At todays ceremony, Hagel said he, James and Air Force Chief of Staff Gen. Mark. A. Welsh III are deeply concerned about the overall health and professionalism and discipline of our strategic forces, and called the problems facing the new Air Force secretary daunting. But he credited James with a swift, decisive and thoughtful response, to the matter after she visited missile bases around the country in recent days. Even so, he said, restoring confidence in the nuclear mission will be a top priority.

Hagel called James well suited to lead the Air Force as the nation faces an increasingly uncertain security environment.

The rise of emerging powers, dangerous rogue states, affiliated terrorist organizations, and the proliferation of technology will mean more contested and complicated domains, from space to cyber to sea lanes, he said.

James, who was officially sworn in as secretary last month, pledged to leave this Air Force some years from now on a path toward greater capability and better affordability for our taxpayers while always remembering and protecting the important people who underpin everything we do. But she cautioned the service will continue to face difficult challenges and trade-offs brought on by shrinking budgets.

Hagel noted that James has spent the last 30 years serving on the staff of the House Armed Services Committee, at the Pentagon, where she served three secretaries of defense, as well as in the private sector.

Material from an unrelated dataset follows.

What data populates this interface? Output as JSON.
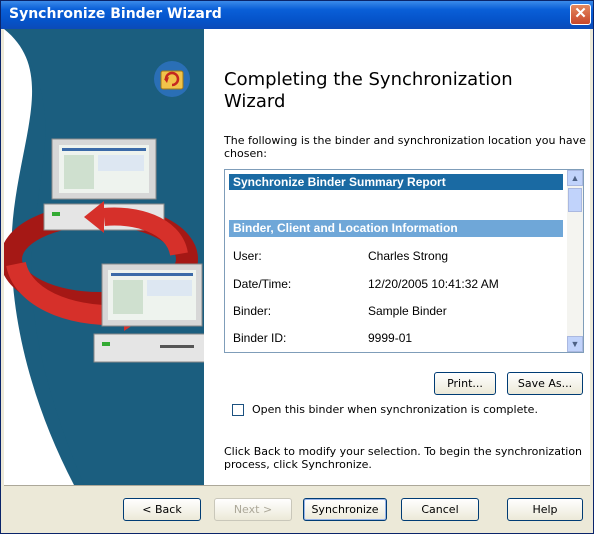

Her approach, he said, has been to understand the problems and opportunities, listen carefully, and then act decisively. This, he added, will make her a success leading the Air Force.




All of this week's top headlines to your email every Friday.


 
 

 
navy-china

USS Fort Worth conducts CUES with Chinese Navy

The littoral combat ship USS Fort Worth (LCS 3) practiced the Code for Unplanned Encounters at Sea (CUES) with the People’s Liberation Army-Navy Jiangkai II frigate Hengshui (FFG 572) Feb. 23 enhancing the professional ma...
 
 

AEGIS tracks, simulates engagement of three short-range ballistic missiles

The Missile Defense Agency and sailors aboard the guided-missile destroyers USS Carney (DDG 64), USS Gonzalez (DDG 66), and USS Barry (DDG 52) successfully completed a flight test involving the Aegis Ballistic Missile Defense weapon system. At approximately 2:30 a.m., EST, Feb. 26, three short-range ballistic missile targets were launched near simultaneously from NASA’s Wallops...
 
 

DOD seeks novel ideas to shape its technological future

The Defense Department is seeking novel ideas to shape its future, and officials are looking to industry, small business, academia, start-ups, the public – anyone, really – to boost its ability to prevail against adversaries whose access to technology grows daily. The program, called the Long-Range Research and Development Plan, or LRRDP, began with an...
 

 

Air Force places 18 A-10 aircraft into ‘Backup Status’

The Air Force, with congressional authorization, will convert 18 primary combat-coded A-10 Thunderbolt II aircraft from active units and place them into Backup-Aircraft Inventory status with the possibility to convert another 18 at a later date in fiscal year 2015. The secretary of Defense has authorized the Air Force to place up to a total...
 
 

AFRL shape-changing materials make form a function

Air Force Research Laboratory research is shaping the future of aerospace. Through research into soft materials called liquid crystal elastomers, AFRL scientists have developed a method to locally program the mechanical response in polymer sheets without the use of actuators and traditional mechanical parts. This research (sponsored by the Air Force Office of Scientific Research)...
 
 
Sensor Concepts Inc. photograph

Air Force Research Labís handheld imaging tool expands aircraft inspection capability

Sensor Concepts Inc. photograph An operator demonstrates the portability of the handheld imaging tool. The technology provides maintainers the ability to evaluate aircraft in the field to ensure mission-readiness. When pilots c...
 




0 Comments


Be the first to comment!


Leave a Reply

Your email address will not be published. Required fields are marked *

You may use these HTML tags and attributes: <a href="" title=""> <abbr title=""> <acronym title=""> <b> <blockquote cite=""> <cite> <code> <del datetime=""> <em> <i> <q cite=""> <strike> <strong>